“The only sectors of the economy that can implement the appropriate health guidance will be opening in the first phase,” he said. “There won’t be anyone firing a starting gun on May 18 and saying everybody’s off to the races.”
As the state prepares to reopen, Baker advocated for continued testing. Sunday marked the highest number of tests processed on a single day since the pandemic began, he noted. Sunday’s 16,000 processed tests brought the state’s total to nearly 325,000.
“Ramping up testing capabilities continues to be one of our highest priorities,” said Baker.
COVID-19 hospitalizations have decreased over the past few days, and the number of infected patients in the ICU has also dropped by nearly 100. Different parts of Massachusetts are dealing with different stages of the pandemic, however.
COVID-19-related hospitalizations and ICU bed days are increasing in Worcester and the South Coast and flat in Boston. They’ve gone down in Western Massachusetts and on the Cape.
As of Monday, the state had had more than 69,000 COVID-19 cases and 4,000 deaths. In Boston alone, there have been over 10,000 cases and 442 deaths. Black individuals make up 40% of the cases and 34% of the deaths.
Mayor Martin Walsh said Monday that the daily increase in cases in Boston has recently been flat. “These are signs that may be on the verge of a downwards slope,” he said, but noted that it was too early to know for sure. Hospitals around Boston are still operating at 120% of normal ICU capacity, he added, but the number of hospitalized people is gradually going down.
The recently-constructed Boston Hope Medical Center still has space available, and Walsh said that the facility makes a big difference in ensuring hospitals don’t exceed capacity. It currently serves 161 patients: 98 are individuals seeking medical attention and 63 are residents seeking shelter.

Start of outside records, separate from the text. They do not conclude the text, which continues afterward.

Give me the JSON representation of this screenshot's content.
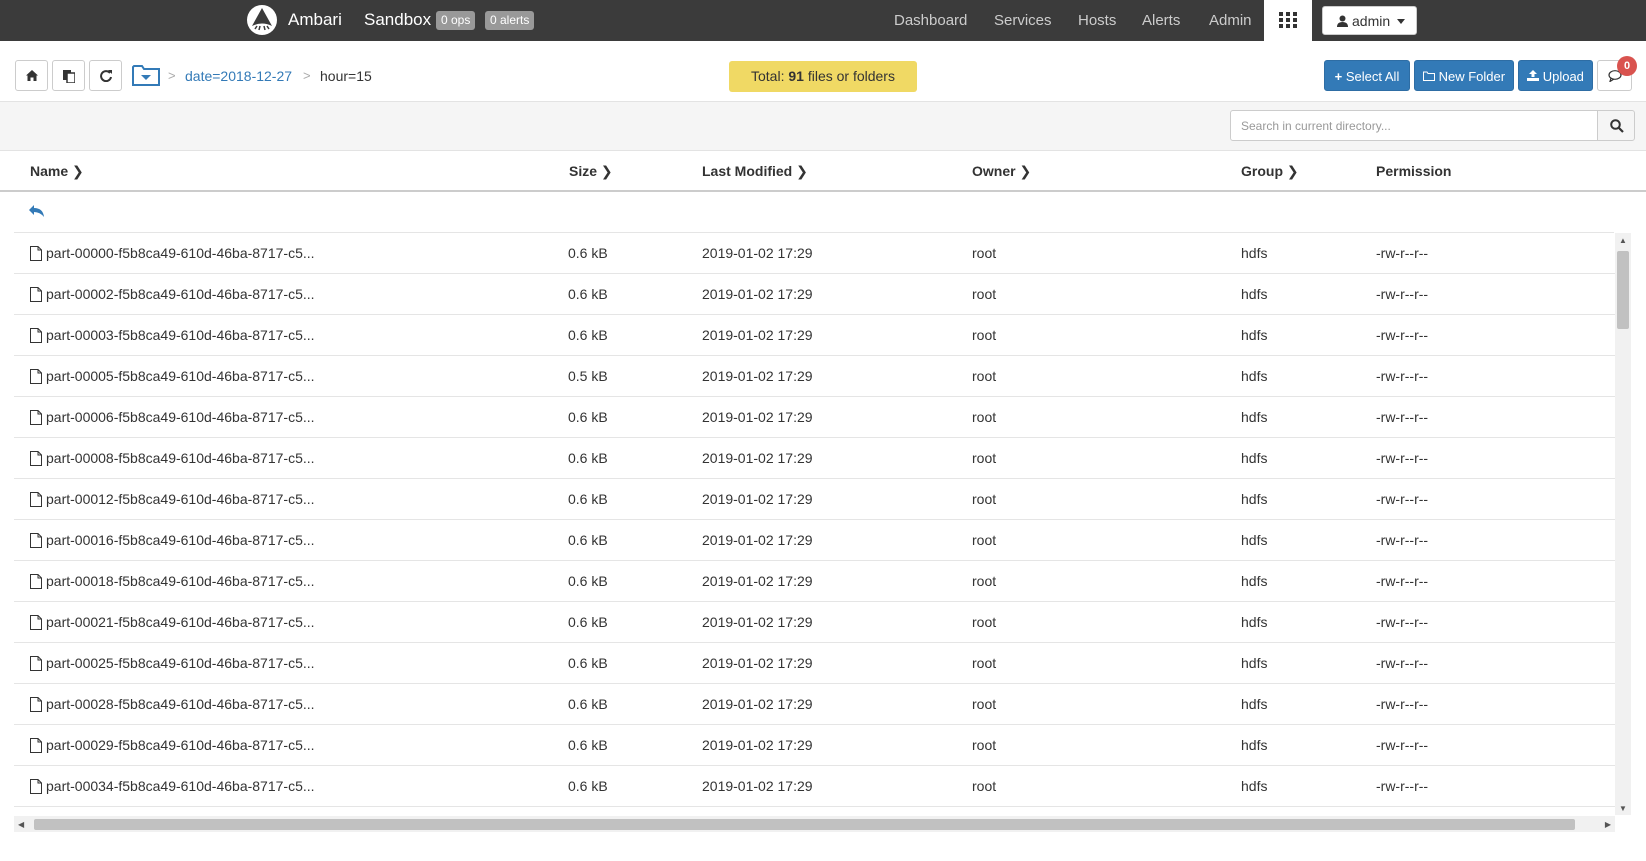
{
  "topbar": {
    "brand": "Ambari",
    "cluster": "Sandbox",
    "ops_badge": "0 ops",
    "alerts_badge": "0 alerts",
    "nav": [
      "Dashboard",
      "Services",
      "Hosts",
      "Alerts",
      "Admin"
    ],
    "user": "admin"
  },
  "toolbar": {
    "breadcrumbs": [
      "date=2018-12-27",
      "hour=15"
    ],
    "total_prefix": "Total:",
    "total_count": "91",
    "total_suffix": "files or folders",
    "select_all": "Select All",
    "new_folder": "New Folder",
    "upload": "Upload",
    "messages_count": "0"
  },
  "search": {
    "placeholder": "Search in current directory..."
  },
  "table": {
    "columns": [
      "Name",
      "Size",
      "Last Modified",
      "Owner",
      "Group",
      "Permission"
    ],
    "rows": [
      {
        "name": "part-00000-f5b8ca49-610d-46ba-8717-c5...",
        "size": "0.6 kB",
        "modified": "2019-01-02 17:29",
        "owner": "root",
        "group": "hdfs",
        "permission": "-rw-r--r--"
      },
      {
        "name": "part-00002-f5b8ca49-610d-46ba-8717-c5...",
        "size": "0.6 kB",
        "modified": "2019-01-02 17:29",
        "owner": "root",
        "group": "hdfs",
        "permission": "-rw-r--r--"
      },
      {
        "name": "part-00003-f5b8ca49-610d-46ba-8717-c5...",
        "size": "0.6 kB",
        "modified": "2019-01-02 17:29",
        "owner": "root",
        "group": "hdfs",
        "permission": "-rw-r--r--"
      },
      {
        "name": "part-00005-f5b8ca49-610d-46ba-8717-c5...",
        "size": "0.5 kB",
        "modified": "2019-01-02 17:29",
        "owner": "root",
        "group": "hdfs",
        "permission": "-rw-r--r--"
      },
      {
        "name": "part-00006-f5b8ca49-610d-46ba-8717-c5...",
        "size": "0.6 kB",
        "modified": "2019-01-02 17:29",
        "owner": "root",
        "group": "hdfs",
        "permission": "-rw-r--r--"
      },
      {
        "name": "part-00008-f5b8ca49-610d-46ba-8717-c5...",
        "size": "0.6 kB",
        "modified": "2019-01-02 17:29",
        "owner": "root",
        "group": "hdfs",
        "permission": "-rw-r--r--"
      },
      {
        "name": "part-00012-f5b8ca49-610d-46ba-8717-c5...",
        "size": "0.6 kB",
        "modified": "2019-01-02 17:29",
        "owner": "root",
        "group": "hdfs",
        "permission": "-rw-r--r--"
      },
      {
        "name": "part-00016-f5b8ca49-610d-46ba-8717-c5...",
        "size": "0.6 kB",
        "modified": "2019-01-02 17:29",
        "owner": "root",
        "group": "hdfs",
        "permission": "-rw-r--r--"
      },
      {
        "name": "part-00018-f5b8ca49-610d-46ba-8717-c5...",
        "size": "0.6 kB",
        "modified": "2019-01-02 17:29",
        "owner": "root",
        "group": "hdfs",
        "permission": "-rw-r--r--"
      },
      {
        "name": "part-00021-f5b8ca49-610d-46ba-8717-c5...",
        "size": "0.6 kB",
        "modified": "2019-01-02 17:29",
        "owner": "root",
        "group": "hdfs",
        "permission": "-rw-r--r--"
      },
      {
        "name": "part-00025-f5b8ca49-610d-46ba-8717-c5...",
        "size": "0.6 kB",
        "modified": "2019-01-02 17:29",
        "owner": "root",
        "group": "hdfs",
        "permission": "-rw-r--r--"
      },
      {
        "name": "part-00028-f5b8ca49-610d-46ba-8717-c5...",
        "size": "0.6 kB",
        "modified": "2019-01-02 17:29",
        "owner": "root",
        "group": "hdfs",
        "permission": "-rw-r--r--"
      },
      {
        "name": "part-00029-f5b8ca49-610d-46ba-8717-c5...",
        "size": "0.6 kB",
        "modified": "2019-01-02 17:29",
        "owner": "root",
        "group": "hdfs",
        "permission": "-rw-r--r--"
      },
      {
        "name": "part-00034-f5b8ca49-610d-46ba-8717-c5...",
        "size": "0.6 kB",
        "modified": "2019-01-02 17:29",
        "owner": "root",
        "group": "hdfs",
        "permission": "-rw-r--r--"
      }
    ]
  },
  "colors": {
    "topbar": "#3b3b3b",
    "primary": "#337ab7",
    "total_bg": "#f0d964",
    "badge_red": "#d9534f"
  }
}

Walsh emphasized that the city is not ready to reopen.
“We all have to stay the course right now,” he said, “So that we can keep saving lives and reopen safely here in Boston and Massachusetts.”
Walsh warned that a second, and “even worse” wave of the virus might hit if health protocols aren’t followed.
Testing is also being ramped up in Boston, with 28,000 people been tested so far. There are 19 testing sites across the city and last week testing was increased by 44%. Walsh said the data is being analyzed to find the most affected neighborhoods.
Boston Public Schools’ new phase of remote learning started on Monday.
“This updated learning plan gives more guidance for students and teachers around attendance, assignments, grading and scheduling,” said Walsh. No students will be held back this year, he added, and conversations around remote summer school are ongoing.
More than 65 sites across the city are providing food to students, and there are eight sites for adults. By the end of the week, eight additional sites will be added to the program in East Boston, Charlestown, Dorchester, Mattapan, Dorchester, Jamaica Plain, Hyde Park and Roxbury.
Walsh also acknowledged P-EBT, a food benefit program authorized by the federal coronavirus bill. The program is available to all BPS or charter school students, said Walsh, and households receive $5.70 per child per school day for the duration of school closure. Families of school-aged children will receive information on P-EBT later this month from the state Department of Transitional Assistance.
Walsh said that the pandemic has revealed large disparities throughout Boston. These disparities are in the health system and in housing across Boston, he said, noting cases of multiple family members living in an apartment. He also acknowledged disparities in economic development for small businesses. There needs to be more support for businesses owned by women and people of color, he said.
“Certainly, when we come out of the COVID [pandemic], we have lots of work to do,” he said.